Hanna: I would if I felt like my money was going to something that benefited my life.
Myles: Maybe that's one reason people like refunds? They feel like they get something out of the effort of doing their taxes.
Patrick: It’s one incentive to do them early if you know you are getting a refund. GIVE ME MY MONEY!
Blayne: I don't mind owing money, but for 1099 work specifically the math never makes sense to me so it feels bad. When I add the 1099s to TurboTax the shift from refund to amount owed can be very jarring. And the shift feels disproportionate to the amount of income.
Jeanine: I feel like you need a CPA, Blayne. Myles does not. But you definitely do.
Blayne: I do need a CPA. But I think I waited too long to call one.
Anna: Well, mine is done with my taxes so you can call him.
Blayne: OK, DM me Anna.
Myles: You'd be surprised! There is a man on my street dancing while wearing a Statue of Liberty outfit right now advertising tax services. (Editor’s note: Seriously, my local paper wrote about him.)
Patrick: I hope that’s not the actual guy doing the taxes.
Blayne: I hope it is.
Anna: He's too busy dancing.
Myles: Did anyone notice any changes from year to year given the new law? Or was it the same old boring taxes? For example, the standard deduction is much bigger, so it really didn't feel like itemizing was worth it for me.
Jeanine: I itemized ... because my mortgage interest and property taxes are a thing. Now and for the next 28 years.
Myles: Aside from paying is there anything you guys super hate about taxes? For me, doing them myself, it's obviously the tedium, but also the anxiety that I'm screwing up.
Blayne: For me and the 1099 stuff, I always get a little anxious that I'm overpaying. By the letter of the law, it's pretty obvious what to do, but I've also heard from others that I should deduct more expenses. So there's an element of feeling like I'm paying more than my share, or at least more than others in similar situations do.
Patrick: Since I’m now just W2'd with some basic 1099 income I don’t mind doing them. I did mine in like an hour.
Myles: Woah! It will probably take you longer once you're married.
Holden: And have kids and assets and liabilities.
Patrick: Haha yes.
Hanna: The future is bright for Pat re: taxes.
Myles: At this point, is there anything you already know you want to do differently next year? For example on the magazine we always yell at people to check their withholding. For those who have not read the article, withholding is basically how much you take out of your taxes every check for taxes.
Hanna: Self-promotion I see.
Holden: Always No. 1 baby.
Anna: Next year, if my wife wants to do it all herself on TurboTax... I will let that happen.
Myles: What is her motivation?
Anna: Our taxes are pretty simple so we could save money by doing them ourselves. And she doesn't mind I think.

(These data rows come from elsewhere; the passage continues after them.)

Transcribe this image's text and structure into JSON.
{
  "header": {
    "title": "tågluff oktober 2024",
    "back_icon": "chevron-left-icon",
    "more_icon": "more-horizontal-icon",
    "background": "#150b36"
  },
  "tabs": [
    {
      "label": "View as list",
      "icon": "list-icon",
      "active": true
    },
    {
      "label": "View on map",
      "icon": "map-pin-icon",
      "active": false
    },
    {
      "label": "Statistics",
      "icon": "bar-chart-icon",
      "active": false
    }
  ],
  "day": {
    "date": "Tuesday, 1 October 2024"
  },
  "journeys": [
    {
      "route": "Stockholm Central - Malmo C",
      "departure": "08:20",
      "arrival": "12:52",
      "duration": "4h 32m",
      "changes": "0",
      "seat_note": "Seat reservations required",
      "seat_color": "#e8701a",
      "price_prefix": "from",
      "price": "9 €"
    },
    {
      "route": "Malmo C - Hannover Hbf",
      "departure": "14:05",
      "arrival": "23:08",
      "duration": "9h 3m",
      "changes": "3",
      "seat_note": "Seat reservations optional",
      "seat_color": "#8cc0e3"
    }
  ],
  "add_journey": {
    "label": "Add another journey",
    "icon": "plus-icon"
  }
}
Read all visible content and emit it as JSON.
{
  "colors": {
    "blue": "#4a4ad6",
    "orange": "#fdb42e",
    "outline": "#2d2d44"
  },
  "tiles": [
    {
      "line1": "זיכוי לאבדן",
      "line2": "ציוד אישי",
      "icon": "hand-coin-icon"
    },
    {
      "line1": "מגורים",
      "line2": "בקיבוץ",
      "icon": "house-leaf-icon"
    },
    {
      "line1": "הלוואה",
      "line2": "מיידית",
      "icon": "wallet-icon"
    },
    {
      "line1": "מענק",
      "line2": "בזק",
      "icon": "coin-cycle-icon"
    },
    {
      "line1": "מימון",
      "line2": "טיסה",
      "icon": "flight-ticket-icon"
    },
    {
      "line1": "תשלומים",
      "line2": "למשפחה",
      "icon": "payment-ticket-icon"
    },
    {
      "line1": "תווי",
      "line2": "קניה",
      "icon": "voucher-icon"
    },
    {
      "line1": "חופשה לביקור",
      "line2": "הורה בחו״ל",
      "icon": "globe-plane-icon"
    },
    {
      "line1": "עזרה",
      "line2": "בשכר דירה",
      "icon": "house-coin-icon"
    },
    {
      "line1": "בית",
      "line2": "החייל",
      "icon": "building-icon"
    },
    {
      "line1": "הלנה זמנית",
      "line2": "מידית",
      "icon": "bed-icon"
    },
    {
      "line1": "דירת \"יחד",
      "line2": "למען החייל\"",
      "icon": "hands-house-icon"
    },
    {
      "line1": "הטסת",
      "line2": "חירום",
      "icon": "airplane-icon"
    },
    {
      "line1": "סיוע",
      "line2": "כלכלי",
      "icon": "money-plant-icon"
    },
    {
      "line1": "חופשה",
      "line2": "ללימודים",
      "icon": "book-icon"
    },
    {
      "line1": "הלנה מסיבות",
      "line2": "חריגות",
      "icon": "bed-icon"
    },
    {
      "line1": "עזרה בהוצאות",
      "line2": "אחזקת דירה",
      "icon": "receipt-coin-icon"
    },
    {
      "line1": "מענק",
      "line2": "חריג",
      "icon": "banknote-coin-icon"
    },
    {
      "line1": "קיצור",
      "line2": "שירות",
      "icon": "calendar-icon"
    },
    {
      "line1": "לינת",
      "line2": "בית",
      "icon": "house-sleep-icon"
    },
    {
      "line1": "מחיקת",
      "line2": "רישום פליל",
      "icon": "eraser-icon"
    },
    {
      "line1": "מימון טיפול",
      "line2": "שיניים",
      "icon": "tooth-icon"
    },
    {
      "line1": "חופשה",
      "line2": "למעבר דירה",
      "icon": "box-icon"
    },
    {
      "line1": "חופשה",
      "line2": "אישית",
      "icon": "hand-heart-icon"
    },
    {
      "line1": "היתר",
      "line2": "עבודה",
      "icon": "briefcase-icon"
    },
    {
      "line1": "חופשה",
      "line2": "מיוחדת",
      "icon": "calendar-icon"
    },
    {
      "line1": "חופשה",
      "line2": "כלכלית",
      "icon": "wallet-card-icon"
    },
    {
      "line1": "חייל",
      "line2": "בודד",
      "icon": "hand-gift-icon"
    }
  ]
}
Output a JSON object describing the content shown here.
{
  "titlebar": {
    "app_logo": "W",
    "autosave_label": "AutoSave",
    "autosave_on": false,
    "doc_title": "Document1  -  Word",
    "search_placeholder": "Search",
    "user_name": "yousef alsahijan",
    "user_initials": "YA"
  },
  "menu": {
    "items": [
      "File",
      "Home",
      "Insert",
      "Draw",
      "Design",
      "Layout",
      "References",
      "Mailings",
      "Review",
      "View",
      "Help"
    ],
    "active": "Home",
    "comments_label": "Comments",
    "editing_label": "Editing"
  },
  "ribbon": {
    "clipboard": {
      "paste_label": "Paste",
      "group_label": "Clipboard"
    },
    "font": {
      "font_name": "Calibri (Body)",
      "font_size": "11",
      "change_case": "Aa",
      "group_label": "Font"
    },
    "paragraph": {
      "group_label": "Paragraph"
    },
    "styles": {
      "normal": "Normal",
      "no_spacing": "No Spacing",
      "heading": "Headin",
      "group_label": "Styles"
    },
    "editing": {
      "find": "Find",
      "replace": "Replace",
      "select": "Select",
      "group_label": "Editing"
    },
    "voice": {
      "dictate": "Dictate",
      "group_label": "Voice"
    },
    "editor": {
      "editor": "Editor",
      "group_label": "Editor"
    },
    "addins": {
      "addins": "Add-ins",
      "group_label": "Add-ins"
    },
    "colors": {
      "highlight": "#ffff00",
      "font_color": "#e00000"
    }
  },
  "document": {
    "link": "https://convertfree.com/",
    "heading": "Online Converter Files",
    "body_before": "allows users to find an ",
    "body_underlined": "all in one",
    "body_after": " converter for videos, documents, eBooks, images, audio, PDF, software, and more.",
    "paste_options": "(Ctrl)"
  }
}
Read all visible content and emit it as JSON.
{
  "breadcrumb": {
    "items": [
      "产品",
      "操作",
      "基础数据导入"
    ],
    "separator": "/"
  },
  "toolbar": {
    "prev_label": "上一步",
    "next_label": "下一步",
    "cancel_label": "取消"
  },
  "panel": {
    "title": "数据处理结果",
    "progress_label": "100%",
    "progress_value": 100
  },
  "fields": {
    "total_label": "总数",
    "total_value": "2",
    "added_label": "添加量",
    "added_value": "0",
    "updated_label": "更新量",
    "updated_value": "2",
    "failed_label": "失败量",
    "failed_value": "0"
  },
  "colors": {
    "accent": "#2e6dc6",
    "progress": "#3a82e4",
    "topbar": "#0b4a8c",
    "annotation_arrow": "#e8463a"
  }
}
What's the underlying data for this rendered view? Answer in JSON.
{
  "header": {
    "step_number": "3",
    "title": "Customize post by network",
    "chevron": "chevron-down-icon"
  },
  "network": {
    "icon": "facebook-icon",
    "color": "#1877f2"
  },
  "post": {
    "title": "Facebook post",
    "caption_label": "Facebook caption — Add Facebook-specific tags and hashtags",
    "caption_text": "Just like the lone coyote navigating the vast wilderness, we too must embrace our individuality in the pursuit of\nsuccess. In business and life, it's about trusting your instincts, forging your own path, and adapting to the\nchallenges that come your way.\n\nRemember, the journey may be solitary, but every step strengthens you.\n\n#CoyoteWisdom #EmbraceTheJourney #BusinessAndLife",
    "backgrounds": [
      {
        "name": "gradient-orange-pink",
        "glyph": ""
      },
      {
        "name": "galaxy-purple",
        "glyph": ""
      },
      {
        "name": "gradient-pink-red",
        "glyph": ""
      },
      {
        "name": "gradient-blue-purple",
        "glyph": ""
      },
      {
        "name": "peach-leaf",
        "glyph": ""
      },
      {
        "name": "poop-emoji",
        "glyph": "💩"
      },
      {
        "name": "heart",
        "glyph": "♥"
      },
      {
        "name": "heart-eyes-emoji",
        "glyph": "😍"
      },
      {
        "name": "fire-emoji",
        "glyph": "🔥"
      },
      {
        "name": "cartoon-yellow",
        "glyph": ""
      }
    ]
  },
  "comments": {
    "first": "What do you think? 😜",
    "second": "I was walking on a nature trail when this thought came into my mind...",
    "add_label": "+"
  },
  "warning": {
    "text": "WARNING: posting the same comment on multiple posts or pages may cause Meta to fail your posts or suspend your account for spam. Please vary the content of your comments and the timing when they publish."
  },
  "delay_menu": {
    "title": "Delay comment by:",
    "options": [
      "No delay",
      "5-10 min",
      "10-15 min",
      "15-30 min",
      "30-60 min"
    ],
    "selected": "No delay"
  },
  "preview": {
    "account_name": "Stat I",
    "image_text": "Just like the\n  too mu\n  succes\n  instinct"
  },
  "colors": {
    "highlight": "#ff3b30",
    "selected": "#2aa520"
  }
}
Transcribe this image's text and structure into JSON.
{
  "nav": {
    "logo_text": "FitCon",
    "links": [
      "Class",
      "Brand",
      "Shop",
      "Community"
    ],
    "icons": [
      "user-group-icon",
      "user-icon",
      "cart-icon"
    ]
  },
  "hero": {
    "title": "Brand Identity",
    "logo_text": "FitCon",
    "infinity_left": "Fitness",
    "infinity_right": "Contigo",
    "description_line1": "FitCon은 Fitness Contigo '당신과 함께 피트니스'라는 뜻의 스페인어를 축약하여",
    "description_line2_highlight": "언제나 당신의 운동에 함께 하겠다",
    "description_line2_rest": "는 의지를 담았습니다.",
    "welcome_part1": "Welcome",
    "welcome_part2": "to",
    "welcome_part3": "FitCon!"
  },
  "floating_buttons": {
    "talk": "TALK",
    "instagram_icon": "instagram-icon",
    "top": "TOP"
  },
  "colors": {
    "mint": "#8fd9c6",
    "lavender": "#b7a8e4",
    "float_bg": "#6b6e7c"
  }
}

Jeanine: I would like — and this is more of a money goal than anything else — but I would like to max out 401(k) deductions. And possibly take advantage of the individual retirement account deduction. Every year I say "I'm going to put $5,000 in my IRA to lower my taxable income." And every year I ... don't do it.
Myles: What is stopping you?
Jeanine: I get very uncomfortable when my liquid savings dip below three months of expenses. And, this year, because I had to replace my roof, depositing more money into an IRA didn't feel like an option.
Patrick: You are following financial planning 101!
Jeanine: Thanks, Patrick. I try. Most of the time.
Holden: Oh, speaking of deductions... Max out 401(k), IRA, Roth IRA, 529. And flexible spending account.
Myles: No health savings account?
Holden: HSA is for high-deductible plans, right? Can't take the risk with kids.
Blayne: Holden, do you want to do my taxes? Seems like you know your shit.
Holden: I did a lot of research back in the day because I was stung one year by the ridiculously huge amount we had to pay.
Patrick: OK guys I have to head out for a meeting. Sorry to leave the party! One final word of wisdom: A tax return feels great.
Myles: One final final word of wisdom: Blayne do your taxes you're almost out of time
Blayne: I have plenty of time. They're due April 30th right?
Myles: BLAYNE NO
Image: Phillip Blackowl